Sexism at work | A3
The author of A3 relates their experiences of sexism (and heterosexism) in the workplace, as an agender aro ace who is not out about those aspects of their identity, and who is perceived as a woman.

Gender, Or Why I’m Glad I’m Aro/Ace | Grey Is My Favourite Colour
Mara explains why they’re glad to be aro/ace, because of the potential complications of parsing gendered attractions (and sexual/romantic orientations) as a non-binary person.

The Healer Role | Prismatic Entanglements
Elizabeth considers her tendency to take on healer roles in video games, and considers how this role relates to her identity as a cisgender woman, and the ways in which this tendency is reflected (and not) in her asexual activism.

By nature of being asexual, I’m defying gender norms | From Fandom to Family
luvtheheaven unpacks some of the interactions between gender norms, (especially heteronormativity) and asexuality, and how those norms can make it difficult to come to an asexual identity, and even more difficult to get others to understand it.

Gender Norms and Asexuality | Aro Ace Gin
Gin considers the ways in which her asexuality has impacted her relationship to her gender as a cis woman.

Asexual E-Dating Diaries #1 | la pamplemouse
The author of la pamplemouse talks about her early attempts at online dating as an asexual cis woman.

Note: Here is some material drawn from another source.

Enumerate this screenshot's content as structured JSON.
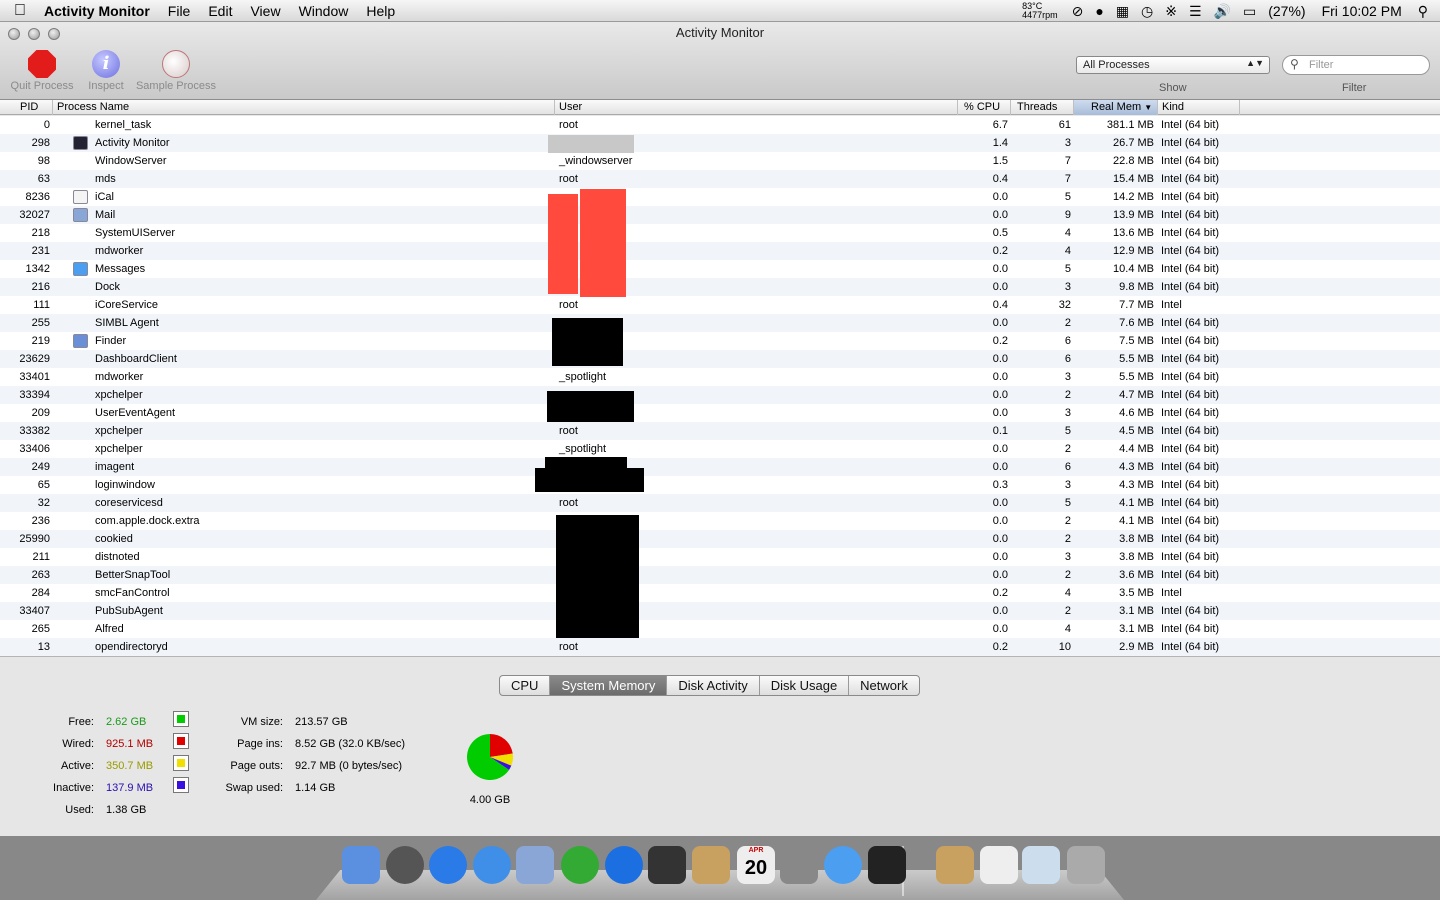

Non-Binary Gender Norms and (A)Sexuality: Yeah, No | Queer As Cat
Vesper talks about why they just don’t see any connection between gender norms and sexuality for them, given that there are no gender norms that apply to their gender (maverique) in the first place, and much more!

On Gender and Asexuality | conasultingamadman
Bonnie explains how embracing her asexuality helped her understand her relationship to both femininity and androgyny, describes her journey toward a panromantic identity, and considers her feelings around others’ perceptions of her as a cis het white girl.

My Gender Aesthetics are All Kinds of Ace | The City of Cuova
S. Knaus unpacks the ways in which their asexuality has freed them up to explore their personal gender aesthetics without regard for whether they are attractive to others, and many other things.

Asexuality and Gender Presentation | [A] Life of Experiences
Jeremy writes about his experience in trying to subtly play with his gender presentation, how his asexual identity helped him find the confidence to do so, and both his struggles and enjoyment in pushing back against being seen as just another straight dude.

Obscure lines: agender and asexual comes together | golden weasel
golden weasel writes about the ways in which their agender-ness and asexuality are inter-related.

What Are You? A Question of Mixed Race, Gender, And Asexuality | Halfthoughts
The author of Halfthoughts explores the relationships and parallels among their Hapa/mixed race, asexual, and non-binary identities.

Gender in Space | Becoming a Person
elainexe explores her general lack of any strong gender identity, and her attempts to understand what gender is, linking some of her observations back to her asexuality.

No | Aros and Aces
Roses considers a wade range of influences – from Purity Culture to Megan Trainor – on their developing identity, and the ways in which coing to an aro ace agender identity has freed them from a lot of the baggage they were handed growing up.